Where can you enroll? You can buy individual major medical insurance through the state-based and federally facilitated exchanges established under the Affordable Care Act as well as in the private marketplace through an agent or broker, directly from a health insurance carrier, or from a website that offers multiple plan options. 

Short term health insurance 

When temporarily uninsured, young adults may consider a short term medical insurance plan. Commonly called short term health insurance, these plans provide coverage for as few as 30 days and up to 364 days, depending on where you live.  

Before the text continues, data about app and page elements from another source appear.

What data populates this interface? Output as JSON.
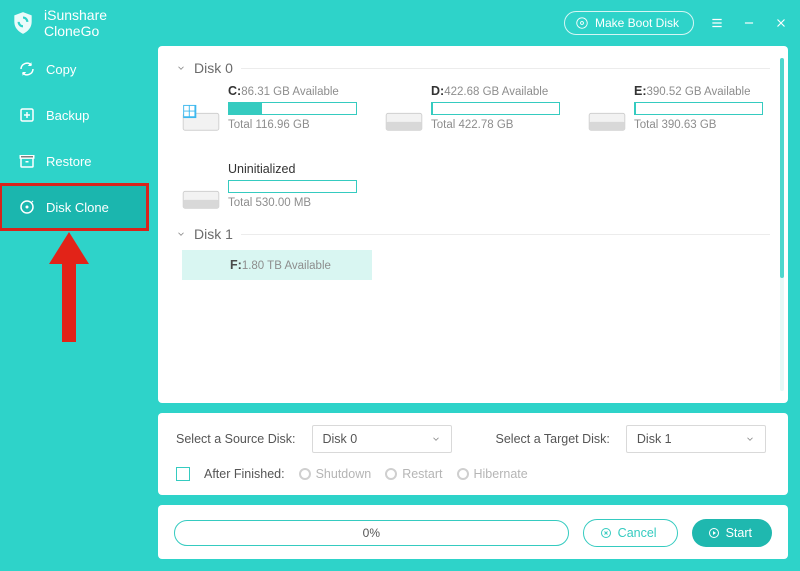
{
  "brand": {
    "line1": "iSunshare",
    "line2": "CloneGo"
  },
  "titlebar": {
    "make_boot": "Make Boot Disk"
  },
  "sidebar": {
    "items": [
      {
        "label": "Copy",
        "icon": "refresh-icon"
      },
      {
        "label": "Backup",
        "icon": "plus-box-icon"
      },
      {
        "label": "Restore",
        "icon": "archive-icon"
      },
      {
        "label": "Disk Clone",
        "icon": "disk-clone-icon"
      }
    ],
    "active_index": 3
  },
  "disks": [
    {
      "name": "Disk 0",
      "partitions": [
        {
          "letter": "C:",
          "avail": "86.31 GB Available",
          "total": "Total 116.96 GB",
          "fill_pct": 26,
          "os": true
        },
        {
          "letter": "D:",
          "avail": "422.68 GB Available",
          "total": "Total 422.78 GB",
          "fill_pct": 1,
          "os": false
        },
        {
          "letter": "E:",
          "avail": "390.52 GB Available",
          "total": "Total 390.63 GB",
          "fill_pct": 1,
          "os": false
        },
        {
          "letter": "",
          "avail": "Uninitialized",
          "total": "Total 530.00 MB",
          "fill_pct": 0,
          "os": false
        }
      ]
    },
    {
      "name": "Disk 1",
      "partitions": [
        {
          "letter": "F:",
          "avail": "1.80 TB Available",
          "total": "",
          "fill_pct": 0,
          "os": false,
          "highlight": true
        }
      ]
    }
  ],
  "select": {
    "source_label": "Select a Source Disk:",
    "source_value": "Disk 0",
    "target_label": "Select a Target Disk:",
    "target_value": "Disk 1",
    "after_label": "After Finished:",
    "options": [
      "Shutdown",
      "Restart",
      "Hibernate"
    ]
  },
  "footer": {
    "progress_text": "0%",
    "cancel": "Cancel",
    "start": "Start"
  }
}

Short term health plans typically have lower premium rates than major medical insurance coverage and include benefits that help pay for unexpected medical expenses—although select plans now offer some preventive care benefits. Short term coverage can be tailored to your healthcare and financial needs. 

Minimum essential coverage? No. 

Who might consider this option? Should an accident or serious illness occur, short term health plans can offer some financial protection to students who are out of a parent’s health insurance plan network, those who turn age 26 and need temporary coverage until they secure an Obamacare or job-based plan, grads looking for a job with benefits or in an employer waiting period, and others in situations that have left them temporarily without ACA-compliant health insurance.  

Where can you enroll? You can get a short term insurance quote, compare plan options, and apply for coverage within minutes online. You can begin coverage as soon as the next day. 

You may find you qualify for multiple options. Make it a point to consider your healthcare needs and budget before you shop, and then compare the plans available to you. Look at rates and benefits to determine which is the best fit. 

Need assistance? Consult a health insurance broker or agent. You can also get quotes for off-exchange Obamacare plans, short term health insurance and supplemental health plans at healthedeals.com and contact a licensed health insurance producer by calling the number at the top of your screen.

 

Originally posted September 22, 2015.


Legal Disclaimers

The Henry J. Kaiser Family Foundation. “Health Reform FAQs: Young Adults and Students.” http://kff.org/health-reform/faq/health-reform-frequently-asked-questions/#section-young-adults-and-students

HealthCare.gov. “Plan Types That Count as Coverage.” https://www.healthcare.gov/fees-exemptions/plans-that-count-as-coverage/

3 HealthCare.gov. “Health Coverage for Children Under 26.”

4 HealthCare.gov. “Catastrophic Health Insurance Plans.” https://www.healthcare.gov/choose-a-plan/catastrophic-plans/